Web page and app entries:
↓↓↓

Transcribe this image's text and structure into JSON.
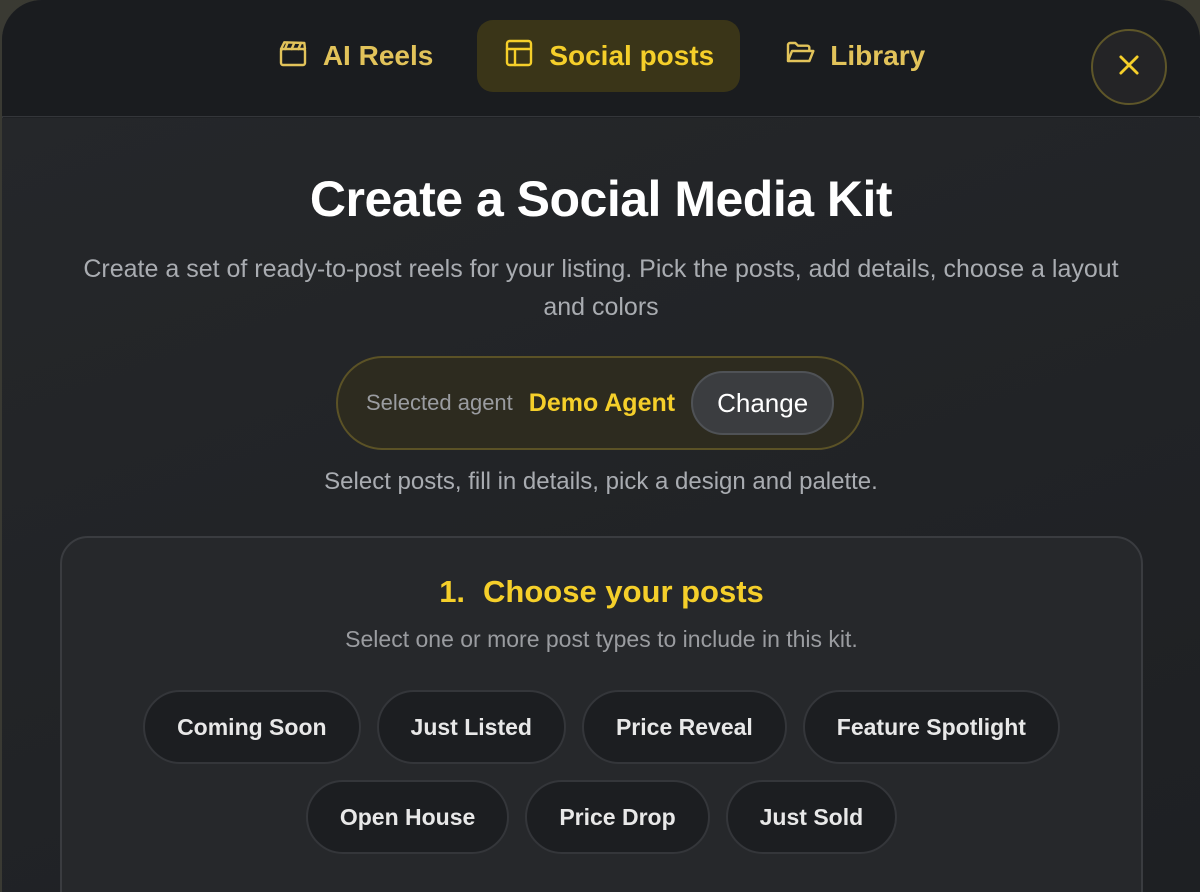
{
  "tabs": [
    {
      "label": "AI Reels",
      "icon": "clapperboard-icon",
      "active": false
    },
    {
      "label": "Social posts",
      "icon": "layout-icon",
      "active": true
    },
    {
      "label": "Library",
      "icon": "folder-open-icon",
      "active": false
    }
  ],
  "close_icon": "close-icon",
  "header": {
    "title": "Create a Social Media Kit",
    "subtitle": "Create a set of ready-to-post reels for your listing. Pick the posts, add details, choose a layout and colors"
  },
  "agent": {
    "label": "Selected agent",
    "name": "Demo Agent",
    "change_label": "Change"
  },
  "helper": "Select posts, fill in details, pick a design and palette.",
  "section": {
    "number": "1.",
    "title": "Choose your posts",
    "description": "Select one or more post types to include in this kit.",
    "chips_row1": [
      "Coming Soon",
      "Just Listed",
      "Price Reveal",
      "Feature Spotlight"
    ],
    "chips_row2": [
      "Open House",
      "Price Drop",
      "Just Sold"
    ]
  },
  "colors": {
    "accent": "#f5cf2a",
    "background": "#1f2124",
    "active_tab_bg": "#3a3518"
  }
}
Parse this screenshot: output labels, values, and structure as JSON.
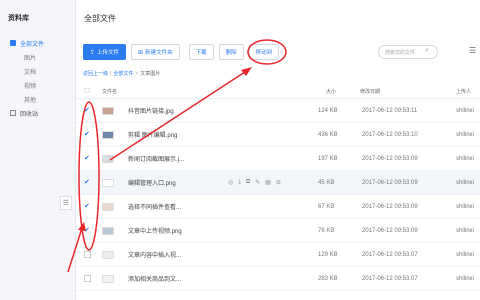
{
  "sidebar": {
    "logo": "资料库",
    "items": [
      {
        "label": "全部文件",
        "active": true
      },
      {
        "label": "图片"
      },
      {
        "label": "文档"
      },
      {
        "label": "视频"
      },
      {
        "label": "其他"
      },
      {
        "label": "回收站"
      }
    ],
    "collapse": "☰"
  },
  "header": {
    "title": "全部文件"
  },
  "toolbar": {
    "upload": "上传文件",
    "new_folder": "新建文件夹",
    "download": "下载",
    "delete": "删除",
    "move": "移动到"
  },
  "search": {
    "placeholder": "搜索您的文件"
  },
  "breadcrumb": {
    "back": "返回上一级",
    "root": "全部文件",
    "current": "文章图片"
  },
  "table": {
    "headers": {
      "name": "文件名",
      "size": "大小",
      "date": "修改日期",
      "user": "上传人"
    },
    "rows": [
      {
        "name": "抖音图片链接.jpg",
        "size": "124 KB",
        "date": "2017-06-12 09:53:11",
        "user": "shilinxi",
        "checked": true
      },
      {
        "name": "剪辑 图片编辑.png",
        "size": "436 KB",
        "date": "2017-06-12 09:53:10",
        "user": "shilinxi",
        "checked": true
      },
      {
        "name": "新闻订阅截图展示.j...",
        "size": "197 KB",
        "date": "2017-06-12 09:53:09",
        "user": "shilinxi",
        "checked": true
      },
      {
        "name": "编辑管理入口.png",
        "size": "45 KB",
        "date": "2017-06-12 09:53:09",
        "user": "shilinxi",
        "checked": true,
        "hover": true
      },
      {
        "name": "选择不同插件查看...",
        "size": "67 KB",
        "date": "2017-06-12 09:53:09",
        "user": "shilinxi",
        "checked": true
      },
      {
        "name": "文章中上传视频.png",
        "size": "76 KB",
        "date": "2017-06-12 09:53:09",
        "user": "shilinxi",
        "checked": true
      },
      {
        "name": "文章内容中插入视...",
        "size": "129 KB",
        "date": "2017-06-12 09:53:07",
        "user": "shilinxi",
        "checked": false
      },
      {
        "name": "添加相关商品到文...",
        "size": "283 KB",
        "date": "2017-06-12 09:53:07",
        "user": "shilinxi",
        "checked": false
      }
    ],
    "row_actions": [
      "◎",
      "⤓",
      "⧉",
      "✎",
      "▤",
      "⊘"
    ]
  },
  "colors": {
    "accent": "#2b7cf0",
    "annotation": "#e8262d"
  }
}
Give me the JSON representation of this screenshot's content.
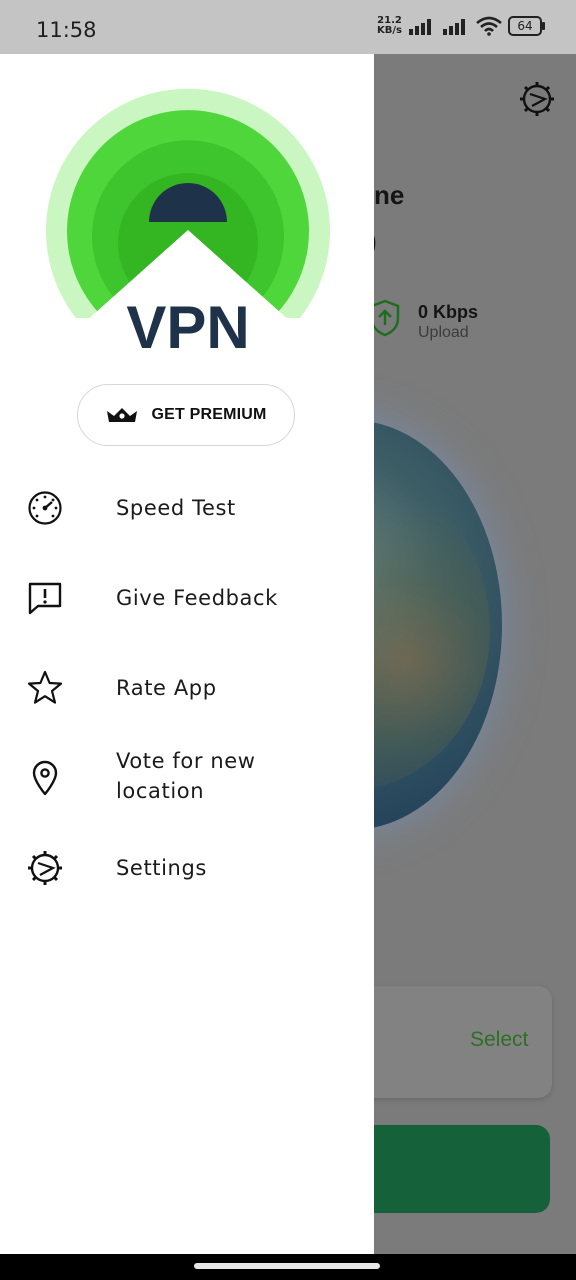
{
  "status_bar": {
    "time": "11:58",
    "net_speed_value": "21.2",
    "net_speed_unit": "KB/s",
    "battery": "64"
  },
  "background_app": {
    "title_line1": "ne",
    "title_line2": ")",
    "upload_value": "0 Kbps",
    "upload_label": "Upload",
    "select_label": "Select"
  },
  "drawer": {
    "logo_text": "VPN",
    "premium_label": "GET PREMIUM",
    "menu_items": [
      {
        "label": "Speed Test",
        "icon": "speedometer-icon"
      },
      {
        "label": "Give Feedback",
        "icon": "feedback-icon"
      },
      {
        "label": "Rate App",
        "icon": "star-icon"
      },
      {
        "label": "Vote for new location",
        "icon": "location-pin-icon"
      },
      {
        "label": "Settings",
        "icon": "gear-icon"
      }
    ]
  },
  "colors": {
    "brand_green": "#3fcf2a",
    "light_green": "#c7f5c0",
    "navy": "#1e3349",
    "select_green": "#2e6f24",
    "button_green": "#15613a"
  }
}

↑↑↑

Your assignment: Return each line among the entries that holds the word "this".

Expected answer:
Transcribe this image's text and structure into JSON.
    "description": "Select one or more post types to include in this kit.",
Parse this screenshot: output labels, values, and structure as JSON.
Give me the JSON representation of this screenshot's content.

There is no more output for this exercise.